In a series of articles (001) (002) (003) (004), I have made a case for the need for people to use a different standard for decision making than one's own point of view. I have done this by appealing to the statement in Judges 21:25 that "In those days...everyone did what was right in his own eyes" (NASB). However, someone is likely to retort that it is impossible to get away from the reality that everyone always does what is right in his own eyes. This is a matter that needs some examination.
Let's begin by looking at the argument that a person cannot escape doing what is right in his own eyes. This argument runs something like this: in the final analysis, no matter where the information came from which guides the decision, the individual had to have passed some kind of judgment upon whether it was valid as information. Thus, even if the information comes from God in the Bible, the individual must see it as legitimate before he will act on it. Therefore, even if the instruction is found in the Bible, the individual who receives it is still doing what is right in his own eyes.
And then there is the even greater bug-a-boo that even if a person goes to the Bible to get his instructions, the words of the Bible must be interpreted by that person before he can determine what the instructions mean. Therefore, since the person is responsible for the interpretation, if he acts upon that interpretation, he is yet doing what is right in his own eyes.
And finally, even if a person simply accepts the interpretation of the church for a given Bible verse, he is still rendering a judgment that the church's interpretation ought to be accepted. Thus, he is still doing what is right in his own eyes.
All of these arguments could be set forth to deny what I have been trying to establish: that a person ought to be individually involved on a daily basis in studying the Bible to see what it is that he ought to be doing.
But, the question is: why would a person want to argue that we ought not to be personally involved in the daily study of the Word of God? What is the motivation for such a denial? Does the denial spring from a desire to escape the personal responsibility to study for oneself in order to know what is the will of God? Or, does the denial spring from a fear that if everyone is turned loose with the Bible, so many different interpretations will result that unity will be impossible? Or does the denial spring from a sense of despair (that God cannot make Himself known to those who really want to know Him)? What? Why are people reluctant to commit to a personal study of the Bible in order to know God?

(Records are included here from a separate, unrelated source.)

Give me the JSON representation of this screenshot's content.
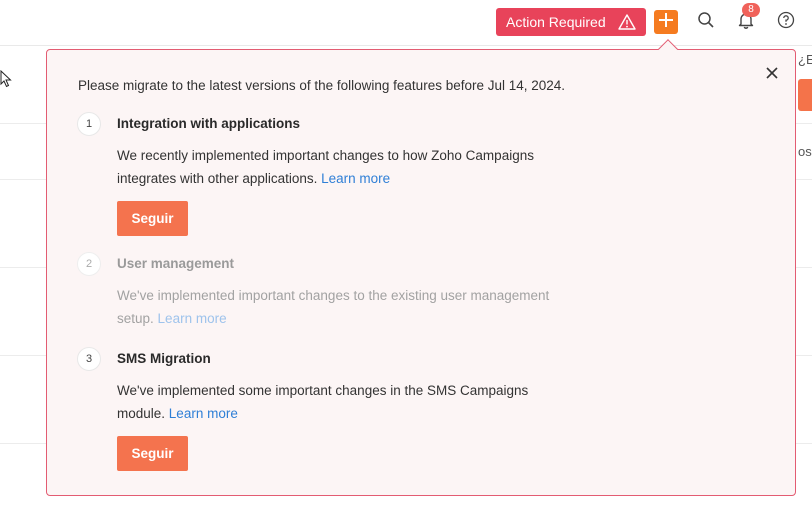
{
  "header": {
    "action_required_label": "Action Required",
    "notifications_count": "8",
    "icons": [
      "warning-icon",
      "plus-icon",
      "search-icon",
      "bell-icon",
      "help-icon"
    ]
  },
  "background": {
    "right_text_top": "¿E",
    "right_text_mid": "os"
  },
  "popup": {
    "intro": "Please migrate to the latest versions of the following features before Jul 14, 2024.",
    "steps": [
      {
        "number": "1",
        "title": "Integration with applications",
        "description": "We recently implemented important changes to how Zoho Campaigns integrates with other applications.",
        "learn_more": "Learn more",
        "button_label": "Seguir",
        "enabled": true
      },
      {
        "number": "2",
        "title": "User management",
        "description": "We've implemented important changes to the existing user management setup.",
        "learn_more": "Learn more",
        "enabled": false
      },
      {
        "number": "3",
        "title": "SMS Migration",
        "description": "We've implemented some important changes in the SMS Campaigns module.",
        "learn_more": "Learn more",
        "button_label": "Seguir",
        "enabled": true
      }
    ]
  },
  "colors": {
    "accent_red": "#e8435a",
    "accent_orange": "#f4734e",
    "link_blue": "#2f7fd6",
    "popup_bg": "#fcf5f5"
  }
}
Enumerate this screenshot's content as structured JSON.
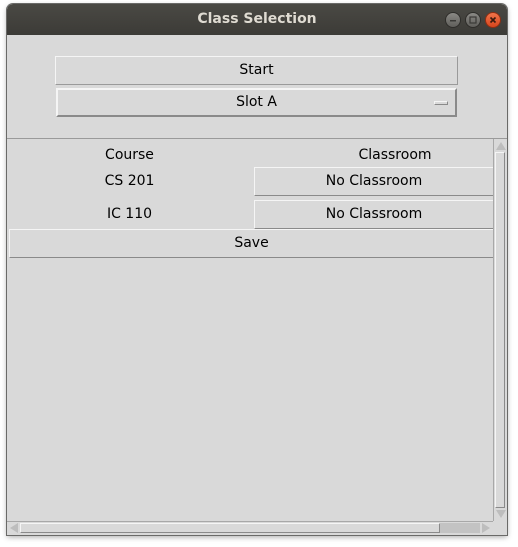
{
  "window": {
    "title": "Class Selection"
  },
  "controls": {
    "start_label": "Start",
    "slot_value": "Slot A"
  },
  "table": {
    "headers": {
      "course": "Course",
      "classroom": "Classroom"
    },
    "rows": [
      {
        "course": "CS 201",
        "classroom": "No Classroom"
      },
      {
        "course": "IC 110",
        "classroom": "No Classroom"
      }
    ],
    "save_label": "Save"
  },
  "colors": {
    "titlebar": "#3c3b37",
    "window_bg": "#d9d9d9",
    "close_button": "#e4572e"
  }
}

Consider these statements taken from the Bible:
By anyone's interpretation these verses tell us to study the Bible ourselves.